• [Assignment]: Go through the entries below and copy each line containing the word "JSON".

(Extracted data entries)
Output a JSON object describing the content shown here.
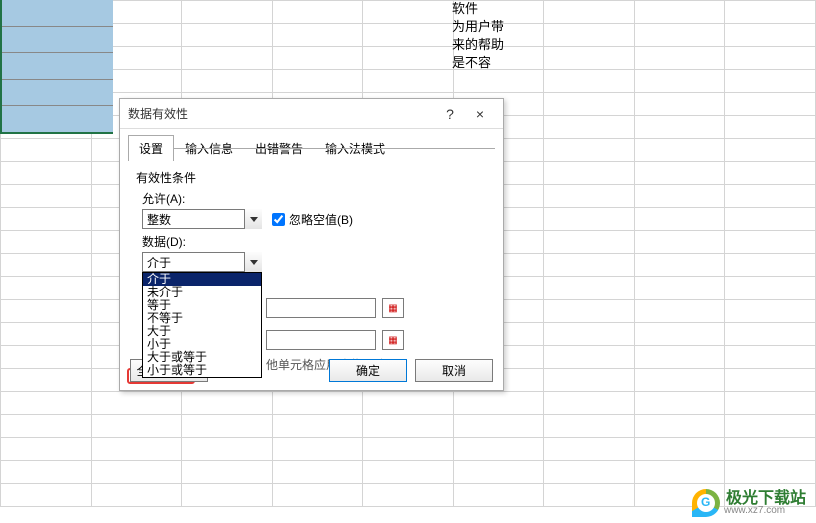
{
  "background_text": "软件\n为用户带\n来的帮助\n是不容",
  "dialog": {
    "title": "数据有效性",
    "help_symbol": "?",
    "close_symbol": "×",
    "tabs": [
      "设置",
      "输入信息",
      "出错警告",
      "输入法模式"
    ],
    "section_label": "有效性条件",
    "allow_label": "允许(A):",
    "allow_value": "整数",
    "ignore_blank_label": "忽略空值(B)",
    "data_label": "数据(D):",
    "data_value": "介于",
    "data_options": [
      "介于",
      "未介于",
      "等于",
      "不等于",
      "大于",
      "小于",
      "大于或等于",
      "小于或等于"
    ],
    "apply_to_others": "他单元格应用这些更改(P)",
    "clear_all": "全部清除(C)",
    "ok": "确定",
    "cancel": "取消"
  },
  "watermark": {
    "brand": "极光下载站",
    "url": "www.xz7.com"
  }
}
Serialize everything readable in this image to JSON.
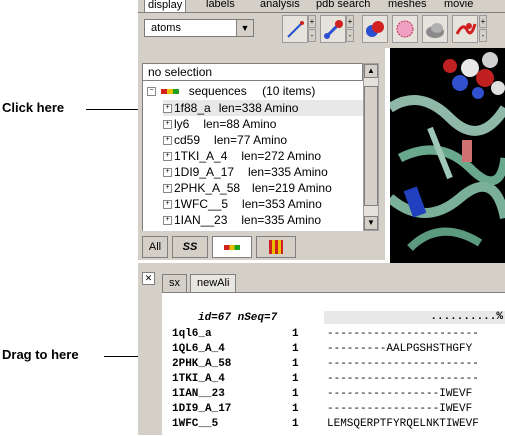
{
  "annotations": {
    "click_here": "Click here",
    "drag_to_here": "Drag to here"
  },
  "tabs": [
    "display",
    "labels",
    "analysis",
    "pdb search",
    "meshes",
    "movie"
  ],
  "active_tab": "display",
  "toolbar": {
    "select_value": "atoms",
    "icons": [
      "line-draw-icon",
      "ball-stick-icon",
      "spacefill-icon",
      "mesh-icon",
      "cloud-icon",
      "ribbon-icon"
    ]
  },
  "tree": {
    "header": "no selection",
    "root": {
      "label": "sequences",
      "count": "(10 items)"
    },
    "items": [
      {
        "name": "1f88_a",
        "len": "len=338 Amino"
      },
      {
        "name": "ly6",
        "len": "len=88 Amino"
      },
      {
        "name": "cd59",
        "len": "len=77 Amino"
      },
      {
        "name": "1TKI_A_4",
        "len": "len=272 Amino"
      },
      {
        "name": "1DI9_A_17",
        "len": "len=335 Amino"
      },
      {
        "name": "2PHK_A_58",
        "len": "len=219 Amino"
      },
      {
        "name": "1WFC__5",
        "len": "len=353 Amino"
      },
      {
        "name": "1IAN__23",
        "len": "len=335 Amino"
      }
    ],
    "bottom_tabs": [
      "All",
      "SS"
    ]
  },
  "alignment": {
    "tabs": [
      "sx",
      "newAli"
    ],
    "info": "id=67 nSeq=7",
    "ruler": "..........%",
    "rows": [
      {
        "name": "1ql6_a",
        "num": "1",
        "seq": "-----------------------"
      },
      {
        "name": "1QL6_A_4",
        "num": "1",
        "seq": "---------AALPGSHSTHGFY"
      },
      {
        "name": "2PHK_A_58",
        "num": "1",
        "seq": "-----------------------"
      },
      {
        "name": "1TKI_A_4",
        "num": "1",
        "seq": "-----------------------"
      },
      {
        "name": "1IAN__23",
        "num": "1",
        "seq": "-----------------IWEVF"
      },
      {
        "name": "1DI9_A_17",
        "num": "1",
        "seq": "-----------------IWEVF"
      },
      {
        "name": "1WFC__5",
        "num": "1",
        "seq": "LEMSQERPTFYRQELNKTIWEVF"
      }
    ]
  }
}
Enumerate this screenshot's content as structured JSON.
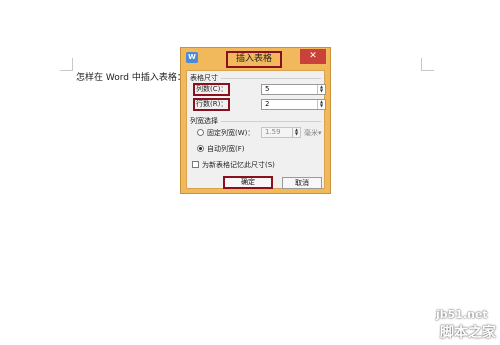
{
  "document": {
    "line_text": "怎样在 Word 中插入表格："
  },
  "dialog": {
    "app_icon": "W",
    "title": "插入表格",
    "close_glyph": "✕",
    "table_size": {
      "group_label": "表格尺寸",
      "columns_label": "列数(C)：",
      "columns_value": "5",
      "rows_label": "行数(R)：",
      "rows_value": "2"
    },
    "column_width": {
      "group_label": "列宽选择",
      "fixed_label": "固定列宽(W)：",
      "fixed_value": "1.59",
      "fixed_unit": "毫米▾",
      "auto_label": "自动列宽(F)",
      "selected": "auto"
    },
    "remember_label": "为新表格记忆此尺寸(S)",
    "ok_label": "确定",
    "cancel_label": "取消",
    "accent_color": "#8a1020",
    "frame_color": "#f2b95c"
  },
  "watermark": {
    "line1": "jb51.net",
    "line2": "脚本之家"
  }
}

• [Response box]:
Output a JSON object describing the content shown here.
Serialize everything readable in this image to JSON.
Enumerate this screenshot's content as structured JSON.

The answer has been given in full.